**WHAT YOU ARE ASKED TO DO:**
Show, in full, each line of the data that contains "reply".
[INFORMATION — start]
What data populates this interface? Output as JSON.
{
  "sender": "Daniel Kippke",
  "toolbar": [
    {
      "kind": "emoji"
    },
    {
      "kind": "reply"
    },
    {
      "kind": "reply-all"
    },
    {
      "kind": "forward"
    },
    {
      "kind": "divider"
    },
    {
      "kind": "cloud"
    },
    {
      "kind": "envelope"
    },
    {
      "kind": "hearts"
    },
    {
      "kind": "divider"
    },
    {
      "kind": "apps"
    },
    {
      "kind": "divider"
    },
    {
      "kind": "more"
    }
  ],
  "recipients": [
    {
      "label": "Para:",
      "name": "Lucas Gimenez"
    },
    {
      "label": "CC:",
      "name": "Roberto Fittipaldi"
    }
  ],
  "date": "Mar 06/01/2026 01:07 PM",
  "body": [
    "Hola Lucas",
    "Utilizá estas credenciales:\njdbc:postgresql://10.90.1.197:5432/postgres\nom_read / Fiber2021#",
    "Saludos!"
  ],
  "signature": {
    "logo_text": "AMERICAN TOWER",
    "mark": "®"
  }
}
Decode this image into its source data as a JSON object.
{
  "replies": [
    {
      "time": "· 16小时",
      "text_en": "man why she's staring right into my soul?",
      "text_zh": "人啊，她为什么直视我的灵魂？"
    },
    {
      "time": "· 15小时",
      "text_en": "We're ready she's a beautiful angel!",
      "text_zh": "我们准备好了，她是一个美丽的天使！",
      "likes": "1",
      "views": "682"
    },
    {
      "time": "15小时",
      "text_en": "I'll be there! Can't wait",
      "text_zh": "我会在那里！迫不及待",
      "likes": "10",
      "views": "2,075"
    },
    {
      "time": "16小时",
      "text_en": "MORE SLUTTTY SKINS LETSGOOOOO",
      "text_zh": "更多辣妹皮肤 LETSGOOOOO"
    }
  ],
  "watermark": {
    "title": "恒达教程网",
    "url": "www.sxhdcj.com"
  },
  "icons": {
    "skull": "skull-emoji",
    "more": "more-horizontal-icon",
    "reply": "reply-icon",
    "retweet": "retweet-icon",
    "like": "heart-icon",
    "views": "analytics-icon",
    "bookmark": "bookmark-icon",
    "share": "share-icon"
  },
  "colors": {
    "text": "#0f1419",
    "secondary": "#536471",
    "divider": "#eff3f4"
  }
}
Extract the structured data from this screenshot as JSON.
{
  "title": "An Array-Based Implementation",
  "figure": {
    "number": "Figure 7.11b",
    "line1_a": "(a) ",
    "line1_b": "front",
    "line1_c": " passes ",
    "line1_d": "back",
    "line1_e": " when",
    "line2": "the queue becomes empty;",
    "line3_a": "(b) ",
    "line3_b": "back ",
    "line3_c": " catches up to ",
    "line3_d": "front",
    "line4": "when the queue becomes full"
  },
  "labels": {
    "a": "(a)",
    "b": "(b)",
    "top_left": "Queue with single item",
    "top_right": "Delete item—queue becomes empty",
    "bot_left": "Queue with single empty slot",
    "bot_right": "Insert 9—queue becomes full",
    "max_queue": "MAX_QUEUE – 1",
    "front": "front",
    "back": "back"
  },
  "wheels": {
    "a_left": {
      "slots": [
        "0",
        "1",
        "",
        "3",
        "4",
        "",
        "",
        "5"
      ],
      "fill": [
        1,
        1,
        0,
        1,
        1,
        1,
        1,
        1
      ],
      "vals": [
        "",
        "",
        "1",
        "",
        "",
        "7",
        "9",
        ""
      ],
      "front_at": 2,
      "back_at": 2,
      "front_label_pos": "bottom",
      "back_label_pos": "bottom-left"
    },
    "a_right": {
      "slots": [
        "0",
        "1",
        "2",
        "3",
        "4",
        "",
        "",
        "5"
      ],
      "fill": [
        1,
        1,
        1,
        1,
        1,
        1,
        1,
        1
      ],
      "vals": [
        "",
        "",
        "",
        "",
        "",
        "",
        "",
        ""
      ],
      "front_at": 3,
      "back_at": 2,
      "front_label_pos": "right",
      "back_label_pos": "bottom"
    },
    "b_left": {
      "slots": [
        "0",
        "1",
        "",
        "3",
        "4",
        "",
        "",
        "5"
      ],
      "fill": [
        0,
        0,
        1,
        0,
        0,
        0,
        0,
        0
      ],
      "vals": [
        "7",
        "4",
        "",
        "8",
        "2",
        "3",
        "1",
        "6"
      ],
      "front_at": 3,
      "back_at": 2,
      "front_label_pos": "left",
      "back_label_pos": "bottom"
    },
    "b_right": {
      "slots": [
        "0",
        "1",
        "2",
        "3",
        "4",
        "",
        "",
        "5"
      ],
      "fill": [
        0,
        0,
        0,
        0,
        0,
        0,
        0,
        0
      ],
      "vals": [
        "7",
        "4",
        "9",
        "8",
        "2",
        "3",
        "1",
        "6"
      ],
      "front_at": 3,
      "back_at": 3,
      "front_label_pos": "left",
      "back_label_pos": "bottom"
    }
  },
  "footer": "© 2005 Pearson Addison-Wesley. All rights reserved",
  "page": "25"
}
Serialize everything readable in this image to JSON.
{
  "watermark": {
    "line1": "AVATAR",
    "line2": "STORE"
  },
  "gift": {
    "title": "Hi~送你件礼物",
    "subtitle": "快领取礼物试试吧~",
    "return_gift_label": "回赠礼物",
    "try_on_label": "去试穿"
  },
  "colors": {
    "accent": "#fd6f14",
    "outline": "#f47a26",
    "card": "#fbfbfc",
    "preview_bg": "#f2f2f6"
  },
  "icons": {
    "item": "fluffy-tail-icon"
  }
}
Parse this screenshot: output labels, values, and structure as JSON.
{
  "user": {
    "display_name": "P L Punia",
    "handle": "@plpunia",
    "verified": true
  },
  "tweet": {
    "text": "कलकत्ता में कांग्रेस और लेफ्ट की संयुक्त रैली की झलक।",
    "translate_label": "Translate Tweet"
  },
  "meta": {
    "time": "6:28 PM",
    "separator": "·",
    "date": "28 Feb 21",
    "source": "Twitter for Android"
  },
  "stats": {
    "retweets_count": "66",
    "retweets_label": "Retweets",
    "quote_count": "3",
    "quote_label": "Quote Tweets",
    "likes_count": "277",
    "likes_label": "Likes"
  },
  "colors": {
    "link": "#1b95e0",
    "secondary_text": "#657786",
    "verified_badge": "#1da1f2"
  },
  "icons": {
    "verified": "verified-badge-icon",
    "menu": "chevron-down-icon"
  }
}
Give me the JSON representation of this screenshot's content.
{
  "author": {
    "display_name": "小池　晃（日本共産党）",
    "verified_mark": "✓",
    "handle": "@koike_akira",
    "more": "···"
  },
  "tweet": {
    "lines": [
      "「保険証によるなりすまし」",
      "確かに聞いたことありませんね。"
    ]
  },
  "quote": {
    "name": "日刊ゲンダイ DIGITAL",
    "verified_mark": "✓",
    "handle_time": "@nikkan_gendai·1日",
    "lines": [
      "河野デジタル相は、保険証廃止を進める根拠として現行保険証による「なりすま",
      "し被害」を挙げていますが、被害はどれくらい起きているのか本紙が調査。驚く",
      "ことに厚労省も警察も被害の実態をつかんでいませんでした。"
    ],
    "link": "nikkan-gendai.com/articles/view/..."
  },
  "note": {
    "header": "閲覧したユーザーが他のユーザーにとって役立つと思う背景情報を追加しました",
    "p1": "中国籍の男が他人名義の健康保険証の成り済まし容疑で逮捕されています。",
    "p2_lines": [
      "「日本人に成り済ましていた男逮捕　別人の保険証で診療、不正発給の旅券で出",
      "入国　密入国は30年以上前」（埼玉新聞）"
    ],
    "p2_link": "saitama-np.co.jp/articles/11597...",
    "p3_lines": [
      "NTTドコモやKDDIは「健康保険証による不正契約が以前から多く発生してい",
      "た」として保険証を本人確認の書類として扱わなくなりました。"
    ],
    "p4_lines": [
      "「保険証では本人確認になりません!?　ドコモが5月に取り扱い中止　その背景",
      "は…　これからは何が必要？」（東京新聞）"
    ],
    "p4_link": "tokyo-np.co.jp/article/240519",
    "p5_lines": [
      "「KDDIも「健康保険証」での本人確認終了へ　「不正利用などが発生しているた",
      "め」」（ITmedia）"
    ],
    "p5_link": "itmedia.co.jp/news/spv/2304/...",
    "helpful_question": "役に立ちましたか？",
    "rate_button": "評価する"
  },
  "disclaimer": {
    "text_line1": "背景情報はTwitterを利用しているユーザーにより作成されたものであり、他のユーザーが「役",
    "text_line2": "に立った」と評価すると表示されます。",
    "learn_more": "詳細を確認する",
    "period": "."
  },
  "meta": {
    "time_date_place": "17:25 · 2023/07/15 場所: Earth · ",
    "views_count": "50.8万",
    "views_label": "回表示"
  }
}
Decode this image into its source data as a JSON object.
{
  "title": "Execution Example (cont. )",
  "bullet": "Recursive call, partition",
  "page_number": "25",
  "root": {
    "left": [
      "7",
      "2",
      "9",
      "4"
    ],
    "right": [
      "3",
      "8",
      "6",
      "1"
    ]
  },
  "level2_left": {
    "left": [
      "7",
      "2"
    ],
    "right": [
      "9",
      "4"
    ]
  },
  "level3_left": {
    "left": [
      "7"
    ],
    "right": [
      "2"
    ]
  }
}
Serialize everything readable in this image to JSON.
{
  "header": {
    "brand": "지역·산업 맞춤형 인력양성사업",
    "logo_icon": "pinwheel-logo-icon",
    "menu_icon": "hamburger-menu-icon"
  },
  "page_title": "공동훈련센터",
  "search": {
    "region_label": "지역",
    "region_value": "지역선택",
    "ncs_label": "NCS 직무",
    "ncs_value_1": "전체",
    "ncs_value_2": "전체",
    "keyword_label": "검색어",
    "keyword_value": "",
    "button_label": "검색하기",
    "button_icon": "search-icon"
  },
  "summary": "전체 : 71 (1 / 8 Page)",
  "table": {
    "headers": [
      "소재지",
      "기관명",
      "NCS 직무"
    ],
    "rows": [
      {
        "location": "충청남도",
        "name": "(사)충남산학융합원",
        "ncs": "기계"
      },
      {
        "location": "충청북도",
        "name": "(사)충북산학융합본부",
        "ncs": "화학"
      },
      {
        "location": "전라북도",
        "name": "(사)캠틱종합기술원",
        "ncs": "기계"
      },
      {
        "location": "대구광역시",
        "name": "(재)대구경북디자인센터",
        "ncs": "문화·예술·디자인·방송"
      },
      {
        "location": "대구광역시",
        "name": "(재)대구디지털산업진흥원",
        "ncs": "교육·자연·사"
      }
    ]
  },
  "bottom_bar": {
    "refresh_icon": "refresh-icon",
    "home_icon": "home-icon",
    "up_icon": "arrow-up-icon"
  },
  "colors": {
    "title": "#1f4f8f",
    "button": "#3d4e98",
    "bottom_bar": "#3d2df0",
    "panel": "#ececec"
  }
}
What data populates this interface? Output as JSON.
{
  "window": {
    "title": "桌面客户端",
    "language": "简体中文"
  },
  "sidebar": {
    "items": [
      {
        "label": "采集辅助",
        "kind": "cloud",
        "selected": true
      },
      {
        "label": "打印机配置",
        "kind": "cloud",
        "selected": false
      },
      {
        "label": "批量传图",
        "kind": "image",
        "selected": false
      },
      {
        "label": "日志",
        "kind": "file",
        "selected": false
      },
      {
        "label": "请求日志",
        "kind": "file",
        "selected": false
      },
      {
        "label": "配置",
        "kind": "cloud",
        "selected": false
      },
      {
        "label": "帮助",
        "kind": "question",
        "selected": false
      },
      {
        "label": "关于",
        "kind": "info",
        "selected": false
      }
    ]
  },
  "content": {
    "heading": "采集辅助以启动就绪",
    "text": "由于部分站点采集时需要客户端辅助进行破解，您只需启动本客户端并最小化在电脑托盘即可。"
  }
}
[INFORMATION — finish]
**EXERCISE ANSWER:**
      "kind": "reply"
      "kind": "reply-all"
    "reply": "reply-icon",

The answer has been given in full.